**Problem to solve:**
Tell me how many lines in the entries below contain the word "instructor"; reply with the number and nothing else.

**Data records:**

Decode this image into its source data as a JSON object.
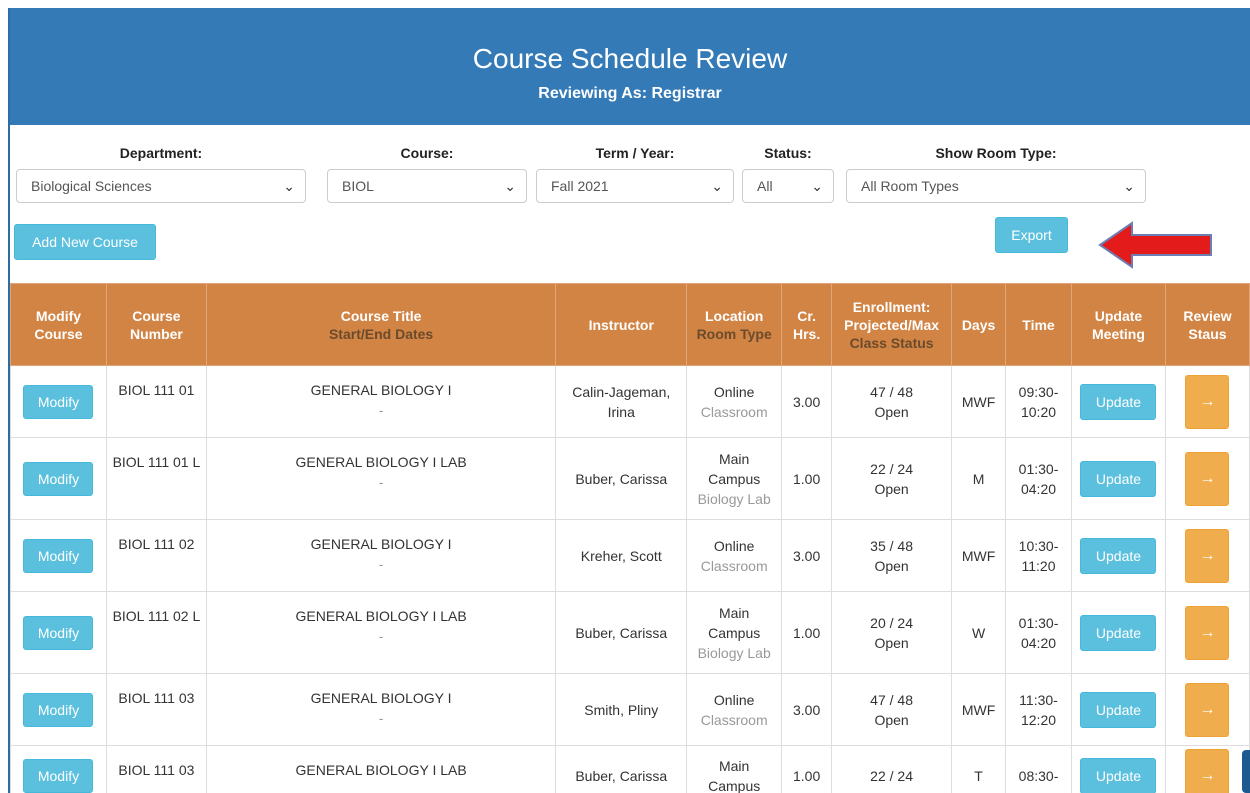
{
  "header": {
    "title": "Course Schedule Review",
    "subtitle": "Reviewing As: Registrar"
  },
  "filters": {
    "department": {
      "label": "Department:",
      "value": "Biological Sciences"
    },
    "course": {
      "label": "Course:",
      "value": "BIOL"
    },
    "term": {
      "label": "Term / Year:",
      "value": "Fall 2021"
    },
    "status": {
      "label": "Status:",
      "value": "All"
    },
    "room_type": {
      "label": "Show Room Type:",
      "value": "All Room Types"
    }
  },
  "actions": {
    "add_course": "Add New Course",
    "export": "Export"
  },
  "table": {
    "headers": {
      "modify": [
        "Modify",
        "Course"
      ],
      "number": [
        "Course",
        "Number"
      ],
      "title": [
        "Course Title",
        "Start/End Dates"
      ],
      "instructor": "Instructor",
      "location": [
        "Location",
        "Room Type"
      ],
      "credit": [
        "Cr.",
        "Hrs."
      ],
      "enrollment": [
        "Enrollment:",
        "Projected/Max",
        "Class Status"
      ],
      "days": "Days",
      "time": "Time",
      "update": [
        "Update",
        "Meeting"
      ],
      "review": [
        "Review",
        "Staus"
      ]
    },
    "modify_label": "Modify",
    "update_label": "Update",
    "review_icon": "→",
    "rows": [
      {
        "number": "BIOL 111 01",
        "title": "GENERAL BIOLOGY I",
        "dates": "-",
        "instructor": "Calin-Jageman, Irina",
        "location": "Online",
        "room_type": "Classroom",
        "credits": "3.00",
        "enrollment": "47 / 48",
        "status": "Open",
        "days": "MWF",
        "time_start": "09:30-",
        "time_end": "10:20"
      },
      {
        "number": "BIOL 111 01 L",
        "title": "GENERAL BIOLOGY I LAB",
        "dates": "-",
        "instructor": "Buber, Carissa",
        "location": "Main Campus",
        "room_type": "Biology Lab",
        "credits": "1.00",
        "enrollment": "22 / 24",
        "status": "Open",
        "days": "M",
        "time_start": "01:30-",
        "time_end": "04:20"
      },
      {
        "number": "BIOL 111 02",
        "title": "GENERAL BIOLOGY I",
        "dates": "-",
        "instructor": "Kreher, Scott",
        "location": "Online",
        "room_type": "Classroom",
        "credits": "3.00",
        "enrollment": "35 / 48",
        "status": "Open",
        "days": "MWF",
        "time_start": "10:30-",
        "time_end": "11:20"
      },
      {
        "number": "BIOL 111 02 L",
        "title": "GENERAL BIOLOGY I LAB",
        "dates": "-",
        "instructor": "Buber, Carissa",
        "location": "Main Campus",
        "room_type": "Biology Lab",
        "credits": "1.00",
        "enrollment": "20 / 24",
        "status": "Open",
        "days": "W",
        "time_start": "01:30-",
        "time_end": "04:20"
      },
      {
        "number": "BIOL 111 03",
        "title": "GENERAL BIOLOGY I",
        "dates": "-",
        "instructor": "Smith, Pliny",
        "location": "Online",
        "room_type": "Classroom",
        "credits": "3.00",
        "enrollment": "47 / 48",
        "status": "Open",
        "days": "MWF",
        "time_start": "11:30-",
        "time_end": "12:20"
      },
      {
        "number": "BIOL 111 03",
        "title": "GENERAL BIOLOGY I LAB",
        "dates": "",
        "instructor": "Buber, Carissa",
        "location": "Main Campus",
        "room_type": "",
        "credits": "1.00",
        "enrollment": "22 / 24",
        "status": "",
        "days": "T",
        "time_start": "08:30-",
        "time_end": ""
      }
    ]
  },
  "colors": {
    "banner": "#337ab7",
    "table_header": "#d28445",
    "info_button": "#5bc0de",
    "review_button": "#f0ad4e",
    "annotation_arrow": "#e31b1b"
  }
}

**Answer:**
7